The Georgia Arbitration Act has always been different from the FAA in a few important ways. The act explicitly excludes from its coverage agreements to arbitrate certain claims, including medical malpractice claims, small consumer loans and some contracts for the sale of residential real estate. Under state law, agreements to arbitrate those claims could not be enforced. And to be clear, while the death of the act may not be as sudden as the ruling in Pavesi, these exclusions were real hurdles to force claims into arbitration. I personally wrote many briefs arguing the presence of interstate commerce as a means to put my motion to compel arbitration under the purview of the more liberal FAA instead of the state act.

But Judge McFadden has foreseen the extinction of these exclusions. The U.S. Supreme Court has tilted the playing field so that any state law found to be contrary to the FAA is subject to complete pre-emption. The court’s affection for the FAA means that any provision of Georgia law that makes any particular arbitration agreement unenforceable is likely no longer valid. Again, and as stated by the Supreme Court in Kindred, the FAA “pre-empts any state rule discriminating on its face against arbitration—for example, a law prohibiting outright the arbitration of a particular type of claim.”  

A note of warning as this develops before Georgia courts: in June 2017, approximately five weeks after the decision in Kindred but before his concurrence in Pavesi, Judge McFadden authored the Court of Appeal’s ruling in United Health Services of Georgia v. Alexander. Factually, Alexander is eerily similar to Kindred. Yet, while the U.S. Supreme Court held that federal pre-emption required arbitration under the FAA, Alexander held that under Georgia law the contract to arbitrate was not enforceable. The Alexander decision did not cite or discuss Kindred, and it is certainly possible that the overlap in briefing, arguing and deciding the two cases simply means that the Kindred decision was not brought before the Georgia Court of Appeals for consideration. Nonetheless, the stray decision is an outstanding question that remains to be answered.

It is interesting that questions regarding the enforceability of arbitration agreements are being eliminated at the same time that many (and not just consumers) are questioning the benefits of arbitration. Regardless, the U.S. Supreme Court has made clear that state laws discriminating against any form of arbitration are in fact pre-empted by—and unenforceable under—the FAA. Thus, bankers, builders and doctors (among others) may require arbitration, and they can waive to the Georgia Arbitration Act while it sinks past.

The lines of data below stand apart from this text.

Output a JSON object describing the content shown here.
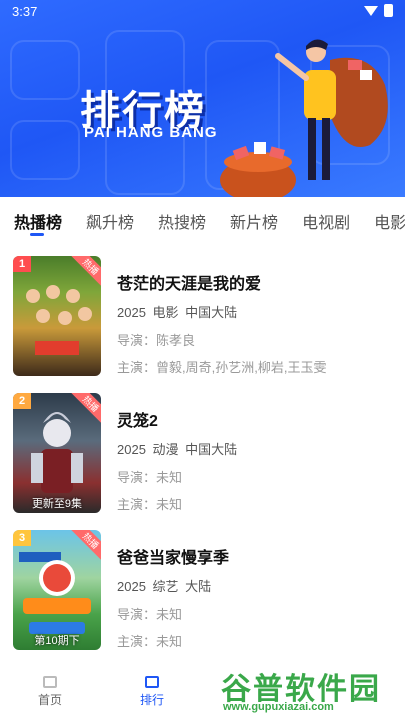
{
  "status_bar": {
    "time": "3:37"
  },
  "banner": {
    "title": "排行榜",
    "subtitle": "PAI HANG BANG"
  },
  "tabs": [
    {
      "label": "热播榜",
      "active": true
    },
    {
      "label": "飙升榜",
      "active": false
    },
    {
      "label": "热搜榜",
      "active": false
    },
    {
      "label": "新片榜",
      "active": false
    },
    {
      "label": "电视剧",
      "active": false
    },
    {
      "label": "电影",
      "active": false
    }
  ],
  "items": [
    {
      "rank": "1",
      "badge": "热播",
      "title": "苍茫的天涯是我的爱",
      "meta": "2025 电影 中国大陆",
      "director": "导演：陈孝良",
      "cast": "主演：曾毅,周奇,孙艺洲,柳岩,王玉雯",
      "rank_color": "#ff4d4f",
      "poster_label": ""
    },
    {
      "rank": "2",
      "badge": "热播",
      "title": "灵笼2",
      "meta": "2025 动漫 中国大陆",
      "director": "导演：未知",
      "cast": "主演：未知",
      "rank_color": "#ffa940",
      "poster_label": "更新至9集"
    },
    {
      "rank": "3",
      "badge": "热播",
      "title": "爸爸当家慢享季",
      "meta": "2025 综艺 大陆",
      "director": "导演：未知",
      "cast": "主演：未知",
      "rank_color": "#ffc53d",
      "poster_label": "第10期下"
    }
  ],
  "bottom_nav": [
    {
      "label": "首页",
      "icon": "home-icon",
      "active": false
    },
    {
      "label": "排行",
      "icon": "ranking-icon",
      "active": true
    }
  ],
  "watermark": {
    "text": "谷普软件园",
    "url": "www.gupuxiazai.com"
  },
  "colors": {
    "accent": "#1f57f5",
    "banner_bg": "#2f6bff"
  }
}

John C. Amabile is a commercial litigator in the Atlanta office of Parker Poe Adams & Bernstein. He has tried dozens of cases to judges, juries and arbitrators, representing clients in a range of industries that include real estate, logistics and technology.